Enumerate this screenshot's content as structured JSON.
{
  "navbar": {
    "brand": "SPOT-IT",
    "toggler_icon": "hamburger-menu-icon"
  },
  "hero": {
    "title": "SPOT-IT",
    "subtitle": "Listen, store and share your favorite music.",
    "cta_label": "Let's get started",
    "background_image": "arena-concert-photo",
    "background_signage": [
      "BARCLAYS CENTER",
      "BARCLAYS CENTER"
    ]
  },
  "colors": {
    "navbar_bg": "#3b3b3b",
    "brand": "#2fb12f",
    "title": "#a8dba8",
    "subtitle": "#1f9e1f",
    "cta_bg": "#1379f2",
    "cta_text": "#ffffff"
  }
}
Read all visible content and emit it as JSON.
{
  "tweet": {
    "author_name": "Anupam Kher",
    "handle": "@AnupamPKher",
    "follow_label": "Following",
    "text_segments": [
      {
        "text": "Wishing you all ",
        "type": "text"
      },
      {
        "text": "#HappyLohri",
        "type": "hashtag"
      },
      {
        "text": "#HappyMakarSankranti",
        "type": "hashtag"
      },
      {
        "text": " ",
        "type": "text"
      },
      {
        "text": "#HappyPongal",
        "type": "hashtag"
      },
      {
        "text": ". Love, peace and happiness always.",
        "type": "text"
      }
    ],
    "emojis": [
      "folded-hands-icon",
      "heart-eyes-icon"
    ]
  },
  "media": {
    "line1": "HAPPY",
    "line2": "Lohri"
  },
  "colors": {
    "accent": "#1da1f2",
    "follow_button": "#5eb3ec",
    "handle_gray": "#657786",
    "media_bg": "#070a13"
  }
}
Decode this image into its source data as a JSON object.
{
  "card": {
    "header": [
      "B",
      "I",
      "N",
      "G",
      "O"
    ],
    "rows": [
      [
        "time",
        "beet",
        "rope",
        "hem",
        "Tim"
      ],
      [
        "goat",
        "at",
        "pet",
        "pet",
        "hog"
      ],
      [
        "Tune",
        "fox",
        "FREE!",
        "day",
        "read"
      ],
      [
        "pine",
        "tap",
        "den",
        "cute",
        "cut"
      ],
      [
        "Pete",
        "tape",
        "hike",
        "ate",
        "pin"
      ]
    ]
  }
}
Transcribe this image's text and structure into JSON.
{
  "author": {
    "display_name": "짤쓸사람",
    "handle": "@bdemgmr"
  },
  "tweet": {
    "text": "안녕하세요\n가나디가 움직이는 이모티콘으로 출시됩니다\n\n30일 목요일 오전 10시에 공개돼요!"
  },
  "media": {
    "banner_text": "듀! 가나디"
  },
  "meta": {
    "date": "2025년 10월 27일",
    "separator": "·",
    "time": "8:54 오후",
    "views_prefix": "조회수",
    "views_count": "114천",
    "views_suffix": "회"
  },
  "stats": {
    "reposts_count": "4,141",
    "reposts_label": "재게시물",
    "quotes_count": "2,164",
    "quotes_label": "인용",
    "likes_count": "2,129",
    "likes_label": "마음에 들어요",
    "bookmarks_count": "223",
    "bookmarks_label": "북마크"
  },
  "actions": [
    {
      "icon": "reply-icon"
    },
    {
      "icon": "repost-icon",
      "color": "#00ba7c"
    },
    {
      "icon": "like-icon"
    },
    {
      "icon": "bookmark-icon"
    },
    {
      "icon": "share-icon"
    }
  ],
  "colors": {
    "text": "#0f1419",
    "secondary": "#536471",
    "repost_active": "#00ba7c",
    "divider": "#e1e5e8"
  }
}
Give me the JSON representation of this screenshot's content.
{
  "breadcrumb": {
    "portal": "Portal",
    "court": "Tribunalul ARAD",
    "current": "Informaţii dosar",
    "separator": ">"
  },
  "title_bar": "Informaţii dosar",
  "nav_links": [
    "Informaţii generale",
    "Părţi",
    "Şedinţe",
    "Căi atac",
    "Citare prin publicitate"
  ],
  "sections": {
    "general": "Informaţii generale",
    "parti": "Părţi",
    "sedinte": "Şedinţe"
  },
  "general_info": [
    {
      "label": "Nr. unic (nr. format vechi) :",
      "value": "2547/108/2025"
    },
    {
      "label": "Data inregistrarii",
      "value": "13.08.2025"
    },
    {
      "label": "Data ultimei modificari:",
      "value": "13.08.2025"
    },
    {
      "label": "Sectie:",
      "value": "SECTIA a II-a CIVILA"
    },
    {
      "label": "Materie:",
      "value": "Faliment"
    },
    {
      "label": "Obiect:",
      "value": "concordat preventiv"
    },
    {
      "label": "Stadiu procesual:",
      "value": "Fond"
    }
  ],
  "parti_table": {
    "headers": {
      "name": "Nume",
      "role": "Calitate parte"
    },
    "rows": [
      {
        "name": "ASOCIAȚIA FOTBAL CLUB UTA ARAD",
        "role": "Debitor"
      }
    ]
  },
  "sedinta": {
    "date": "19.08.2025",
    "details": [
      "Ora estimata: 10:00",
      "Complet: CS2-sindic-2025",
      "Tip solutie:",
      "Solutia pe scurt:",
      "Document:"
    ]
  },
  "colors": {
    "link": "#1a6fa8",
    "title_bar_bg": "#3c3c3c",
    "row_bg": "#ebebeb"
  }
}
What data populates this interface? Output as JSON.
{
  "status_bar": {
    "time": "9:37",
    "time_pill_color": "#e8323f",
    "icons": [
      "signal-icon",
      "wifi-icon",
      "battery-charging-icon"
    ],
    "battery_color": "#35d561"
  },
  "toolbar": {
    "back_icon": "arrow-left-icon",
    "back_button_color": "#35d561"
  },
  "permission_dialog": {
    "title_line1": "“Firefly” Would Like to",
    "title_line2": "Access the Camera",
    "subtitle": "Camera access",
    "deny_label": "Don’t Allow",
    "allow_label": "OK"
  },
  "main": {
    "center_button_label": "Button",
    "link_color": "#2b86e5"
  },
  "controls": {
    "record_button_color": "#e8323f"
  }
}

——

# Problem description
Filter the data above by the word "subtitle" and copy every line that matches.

# Reply
    "subtitle": "Listen, store and share your favorite music.",
    "subtitle": "#1f9e1f",
    "subtitle": "Camera access",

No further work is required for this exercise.